Search the data for the string "color" and copy each line in which it appears.

> [Excerpts from an interface dataset]

= Beginning of Section =

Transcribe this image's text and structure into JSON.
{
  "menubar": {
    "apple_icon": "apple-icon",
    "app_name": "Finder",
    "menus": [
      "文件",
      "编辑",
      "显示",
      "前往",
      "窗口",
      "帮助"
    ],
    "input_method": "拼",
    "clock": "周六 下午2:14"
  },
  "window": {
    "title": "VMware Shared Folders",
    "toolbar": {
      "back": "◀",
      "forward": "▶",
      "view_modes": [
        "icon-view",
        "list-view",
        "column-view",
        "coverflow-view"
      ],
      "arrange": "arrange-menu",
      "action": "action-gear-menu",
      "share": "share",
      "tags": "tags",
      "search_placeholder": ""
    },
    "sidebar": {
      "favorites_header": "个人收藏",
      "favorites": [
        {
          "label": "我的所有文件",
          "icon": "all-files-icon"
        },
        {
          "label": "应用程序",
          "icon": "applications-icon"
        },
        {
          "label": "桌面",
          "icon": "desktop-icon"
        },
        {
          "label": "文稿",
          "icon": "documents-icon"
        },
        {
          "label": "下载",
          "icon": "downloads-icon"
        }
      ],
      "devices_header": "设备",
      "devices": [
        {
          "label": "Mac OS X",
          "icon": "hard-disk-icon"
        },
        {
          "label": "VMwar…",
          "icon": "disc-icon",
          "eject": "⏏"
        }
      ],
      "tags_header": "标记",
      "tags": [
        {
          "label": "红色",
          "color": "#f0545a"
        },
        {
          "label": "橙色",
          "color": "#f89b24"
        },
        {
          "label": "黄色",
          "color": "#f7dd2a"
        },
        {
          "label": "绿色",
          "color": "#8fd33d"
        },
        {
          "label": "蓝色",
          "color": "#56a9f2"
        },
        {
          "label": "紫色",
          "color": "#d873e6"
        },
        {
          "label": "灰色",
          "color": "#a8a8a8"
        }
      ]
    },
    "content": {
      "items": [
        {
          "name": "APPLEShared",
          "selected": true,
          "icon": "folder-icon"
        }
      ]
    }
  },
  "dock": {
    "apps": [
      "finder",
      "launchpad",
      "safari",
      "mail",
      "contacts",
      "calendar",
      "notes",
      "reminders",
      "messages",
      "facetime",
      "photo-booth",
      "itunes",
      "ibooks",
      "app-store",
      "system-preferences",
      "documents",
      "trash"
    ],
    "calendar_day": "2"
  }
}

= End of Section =

> [WORKED SOLUTION]
          "color": "#f0545a"
          "color": "#f89b24"
          "color": "#f7dd2a"
          "color": "#8fd33d"
          "color": "#56a9f2"
          "color": "#d873e6"
          "color": "#a8a8a8"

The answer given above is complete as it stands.